In Putin’s first two terms as Russian President, from 2000 – 2008, he focused on restoring the economy. But by 2012, when Putin returned to power, the domestic investment climate had slowed to a crawl with low oil prices causing a severe recession. Putin shifted the foundation of his regime’s legitimacy from economic expansion to patriotic mobilization.
The reason for the annexation of Crimea, war on Ukraine and intervention in Syria is that restoring Russia’s superpower pride is essential to his regime’s legitimacy. This is the point of a classic Soviet poster (attached) with a Russian soldier admonishing Uncle Sam, “Don’t you fool around!”
In Syria, Putin’s goal is to help Bashar al Assad, not defeat ISIS, and so Assad must not be restored. This could be accomplished by grounding the Syrian air force, enforcing no-fly zones, etc. and forcing Putin to distance himself from Damascus.
In Ukraine, Putin will not stop unless battlefield dynamics begin to change by, for example, sending Ukraine defensive anti-tank and anti-aircraft weapons, radars to pinpoint Russian positions, etc. Putin must be forced to make a choice between increasing Russian deployment and thus casualties or seeking a genuine peace agreement.
Conclusion. The choice is between two admittedly risky and unpleasant options: confronting Putin now or see him emboldened to the point where he attempts to destabilize a member state on NATO’s eastern flank.
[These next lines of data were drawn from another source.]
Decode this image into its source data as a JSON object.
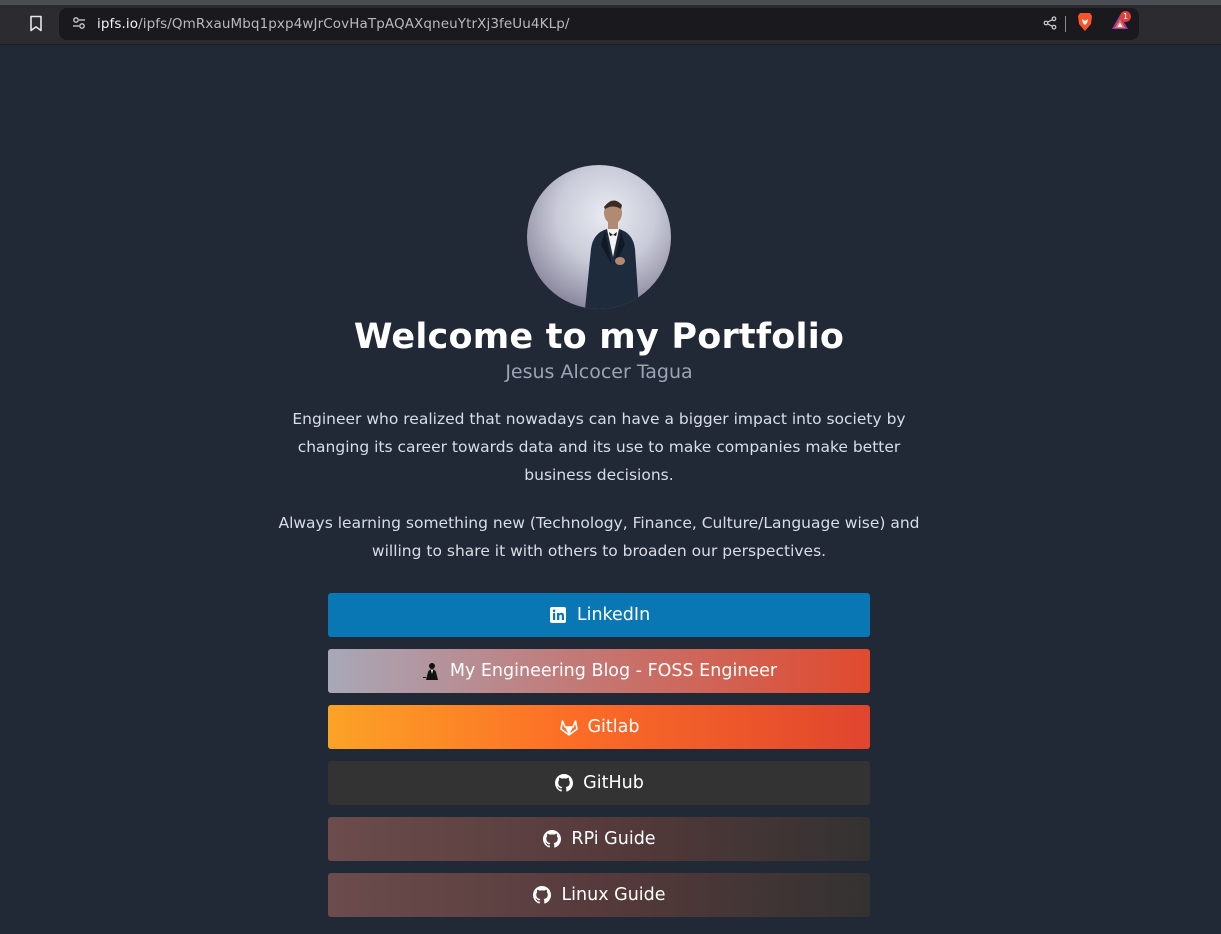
{
  "browser": {
    "url_host": "ipfs.io",
    "url_path": "/ipfs/QmRxauMbq1pxp4wJrCovHaTpAQAXqneuYtrXj3feUu4KLp/",
    "rewards_badge": "1",
    "icons": [
      "bookmark-icon",
      "site-info-icon",
      "share-icon",
      "brave-lion-icon",
      "brave-rewards-icon"
    ]
  },
  "profile": {
    "title": "Welcome to my Portfolio",
    "name": "Jesus Alcocer Tagua",
    "bio": [
      "Engineer who realized that nowadays can have a bigger impact into society by changing its career towards data and its use to make companies make better business decisions.",
      "Always learning something new (Technology, Finance, Culture/Language wise) and willing to share it with others to broaden our perspectives."
    ]
  },
  "links": {
    "linkedin": "LinkedIn",
    "blog": "My Engineering Blog - FOSS Engineer",
    "gitlab": "Gitlab",
    "github": "GitHub",
    "rpi": "RPi Guide",
    "linux": "Linux Guide"
  },
  "colors": {
    "page_bg": "#212836",
    "linkedin": "#0a77b5",
    "github": "#333333",
    "gitlab_orange": "#fc6d26"
  }
}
“Freedom is never more than one generation away from extinction”
Ronald Reagan, 1911 – 2004
I am now cautiously optimistic about President-elect Donald Trump. He was not my first choice among the Republican Primary candidates nor did I even vote for him on November 8th. However he is a change agent and our country badly needs change. A big problem is that he praises Russian President Vladimir Putin and says that NATO is “obsolete.” I have learned not to take Mr. Trump literally but, nevertheless, I am still concerned. I have long been a fan of the Russian native and former world chess champion, Garry Kasparov, who is now the Chairman of the Human Rights Foundation in New York. He is the author recently of “Winter is Coming: why Vladimir Putin and the enemies of the free world must be stopped.”
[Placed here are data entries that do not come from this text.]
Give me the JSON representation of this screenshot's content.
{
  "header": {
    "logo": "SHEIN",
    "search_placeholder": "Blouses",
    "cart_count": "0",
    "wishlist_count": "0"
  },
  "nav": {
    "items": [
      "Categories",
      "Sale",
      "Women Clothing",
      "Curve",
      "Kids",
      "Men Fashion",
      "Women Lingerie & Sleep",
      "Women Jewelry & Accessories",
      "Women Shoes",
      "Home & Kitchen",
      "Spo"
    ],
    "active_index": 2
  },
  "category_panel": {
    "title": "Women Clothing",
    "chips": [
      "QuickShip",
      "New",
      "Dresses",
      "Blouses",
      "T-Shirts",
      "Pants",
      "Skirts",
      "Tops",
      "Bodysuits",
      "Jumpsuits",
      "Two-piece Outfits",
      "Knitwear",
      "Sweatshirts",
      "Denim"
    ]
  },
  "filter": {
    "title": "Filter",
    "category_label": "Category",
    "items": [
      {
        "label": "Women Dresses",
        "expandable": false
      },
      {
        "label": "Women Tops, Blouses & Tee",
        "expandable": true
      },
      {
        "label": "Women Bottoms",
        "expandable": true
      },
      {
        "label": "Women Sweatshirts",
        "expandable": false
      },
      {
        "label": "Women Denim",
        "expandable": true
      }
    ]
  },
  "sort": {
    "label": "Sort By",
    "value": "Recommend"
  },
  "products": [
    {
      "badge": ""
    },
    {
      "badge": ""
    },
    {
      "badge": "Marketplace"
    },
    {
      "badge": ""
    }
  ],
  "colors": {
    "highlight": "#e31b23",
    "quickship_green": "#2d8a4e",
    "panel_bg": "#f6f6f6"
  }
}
Here is an outline of Mr. Kasparov’s recommendations for confronting Mr. Putin:
Isolate dictatorships that exploit engagement to support oppression of their own people.
Keep human rights and the value of human life as the backbone of foreign policy.
Defend Ukraine as if it shares a border with every free nation in the world. It is easier to take a stand now over Ukraine than to let it go and then have to worry constantly about our commitment to the Baltics and Poland who are NATO members.
Europe gets a third of its energy from Russia but Europe buys 80% of Russia’s energy exports. This provides the NATO Allies with great leverage especially considering the export potential for U.S. oil and gas.
Maintaining a robust American security umbrella is much safer than encouraging military proliferation by shrinking that umbrella.
Appeasement reflects the overall climate not just the personal weakness of specific leaders.
Conclusion. Russian aggression under Vladimir Putin is now the biggest threat to world peace. It is critical for incoming President Trump to act firmly with Mr. Putin.